Supreme Court Justice Marvin Baxter just retired in January–but not before wrapping up what he started and ruling that, “Blanket enforcement of residency restrictions against these [convicted sex offender] parolees has infringed on their liberty and privacy interests, however limited, while bearing no rational relationship to advancing the state’s legitimate goal of protecting children from sexual predators.”
This is in response to four registered sex offenders challenged “Jessica’s Law” saying that it infringed on their rights by restricting where they could live. “Jessica’s Law“, which passed in 2006, gives the state the ability to “detect, track and apprehend sexual offenders. Jessica’s Law prohibits sex offenders that are released from prison to live within 2,000 feet of parks and schools, as well as other restrictions.”
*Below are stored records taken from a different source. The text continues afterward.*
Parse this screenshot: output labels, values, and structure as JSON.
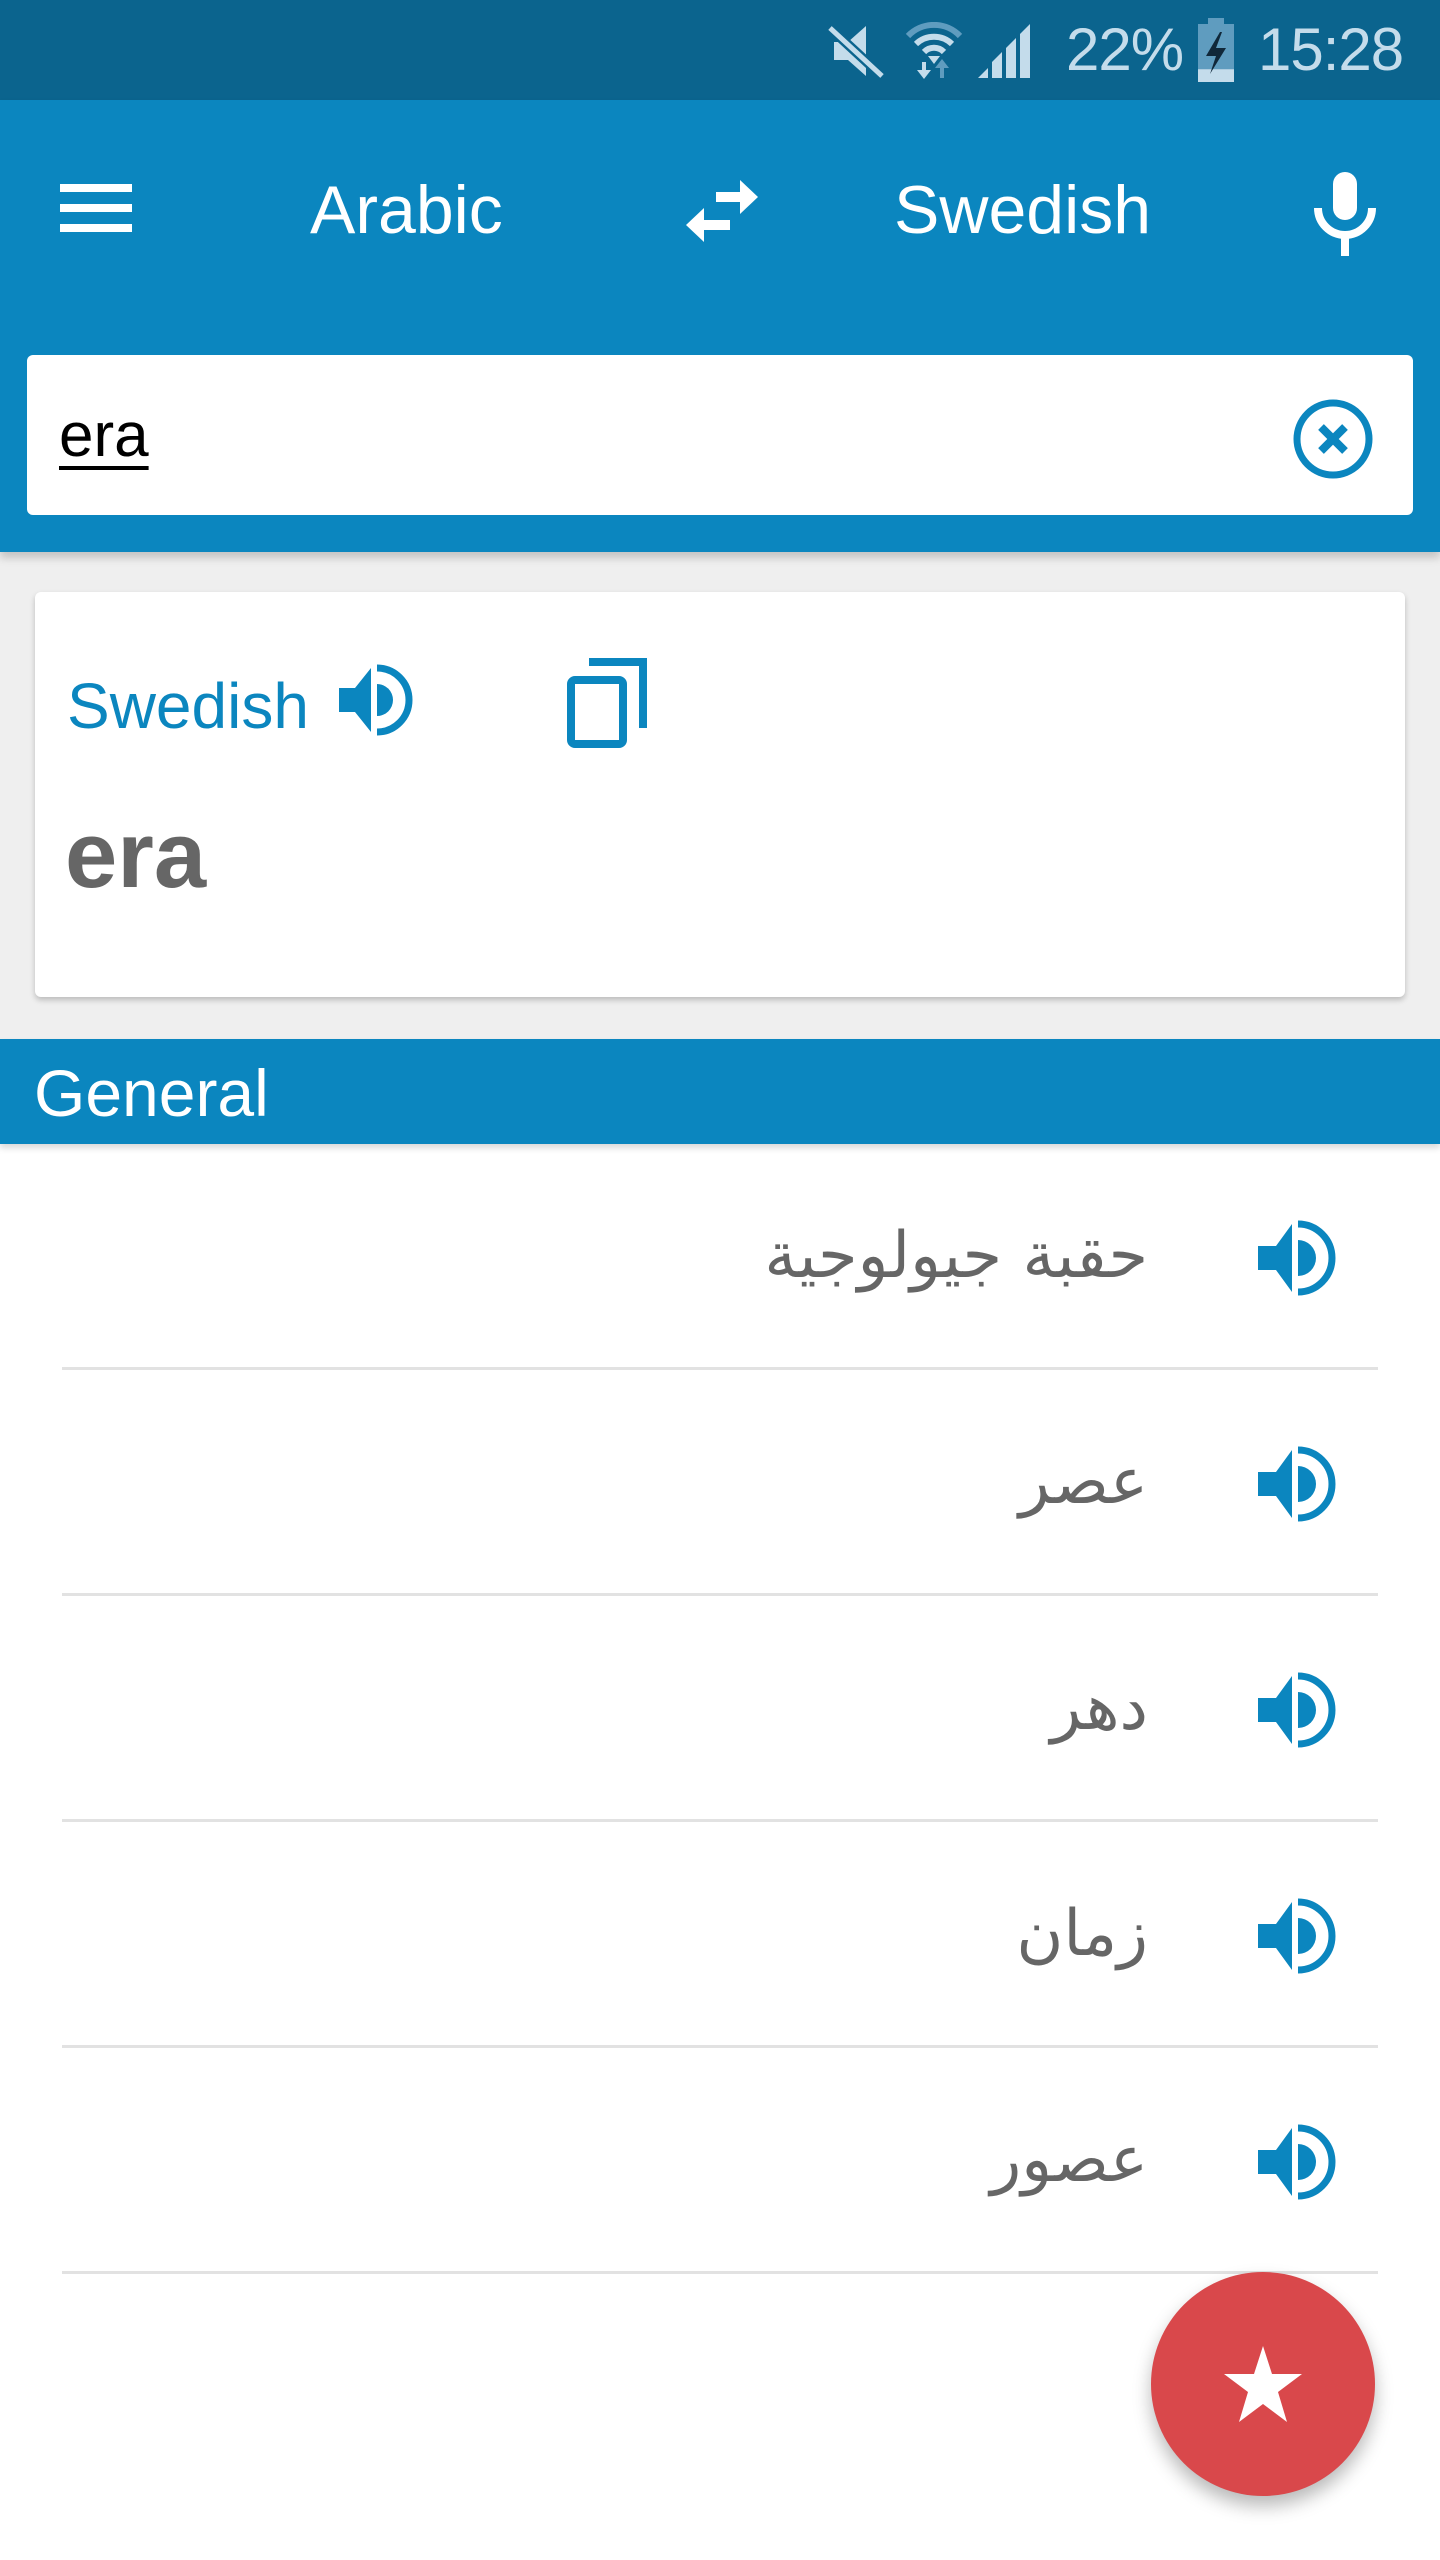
{
  "status_bar": {
    "icons": [
      "mute-icon",
      "wifi-icon",
      "cellular-signal-icon",
      "battery-charging-icon"
    ],
    "battery_percent": "22%",
    "battery_level": 0.22,
    "time": "15:28"
  },
  "app_bar": {
    "menu_icon": "hamburger-menu-icon",
    "source_language": "Arabic",
    "swap_icon": "swap-arrows-icon",
    "target_language": "Swedish",
    "mic_icon": "microphone-icon"
  },
  "search": {
    "value": "era",
    "placeholder": "",
    "clear_icon": "clear-circle-x-icon"
  },
  "result_card": {
    "language": "Swedish",
    "speak_icon": "speaker-icon",
    "copy_icon": "copy-icon",
    "word": "era"
  },
  "section": {
    "title": "General"
  },
  "translations": [
    {
      "term": "حقبة جيولوجية",
      "icon": "speaker-icon"
    },
    {
      "term": "عصر",
      "icon": "speaker-icon"
    },
    {
      "term": "دهر",
      "icon": "speaker-icon"
    },
    {
      "term": "زمان",
      "icon": "speaker-icon"
    },
    {
      "term": "عصور",
      "icon": "speaker-icon"
    }
  ],
  "fab": {
    "icon": "star-icon",
    "color": "#d9484b"
  },
  "colors": {
    "status_bar": "#0b648e",
    "primary": "#0b86bf",
    "accent": "#d9484b",
    "text_secondary": "#666666"
  }
}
This expanded upon “Megan’s Law“, which gave the public online access to sex offenders and their locations, which passed in 2004.
Baxter also determined that, “The residency restrictions place burdens on registered sex offender parolees that are disruptive in a way that hinder their treatment, jeopardizes their health and undercuts their ability to find and maintain employment, significantly undermining any effort at rehabilitation,” and that the limitations on the locations of the convicted sex offenders housing requirements had no rational connection to Jessica’s Law’s original intent.
Three of the four convicted sex offenders that were challenging the law were homeless and one lived in a van. The court argued that it is far easier to track an offender with a permanent home address than one who is homeless or transient, living in a vehicle.
As of today, this ruling only immediately applies to San Diego County where less than 3 percent of multifamily housing is available to convicted sex offenders. However, it is anticipated to eventually be instituted in other densely populated areas. SFGate reports:
Parolees and their advocates have complained that the 2,000-foot residency restriction excludes ex-offenders from housing in most urban areas, where they would have access to jobs and rehabilitative services, and forces them into the streets. In San Francisco, where virtually all housing is within 2,000 feet of a park or a school, a report in 2010 found that more than 80 percent of paroled sex offenders were homeless.
Baxter said that the restrictions violated the sex offenders “basic constitutional right to be free of unreasonable, arbitrary and oppressive official action.” He went on to say, “The residency restrictions place burdens on registered sex offender parolees that are disruptive in a way that hinder their treatment, jeopardizes their health and undercuts their ability to find and maintain employment, significantly undermining any effort at rehabilitation.”
Reuters reports this ruling is
…an opportunity for sex offenders in other major California cities to challenge the restrictions based on similar arguments.
A spokesman for the California Department of Corrections and Rehabilitation said the agency was reviewing the Supreme Court’s decision.
Although he is officially considered retired, Baxter continues to work on cases that he participated in that originated before his retirement.
Featured Image via ShawnCalhoun/Flickr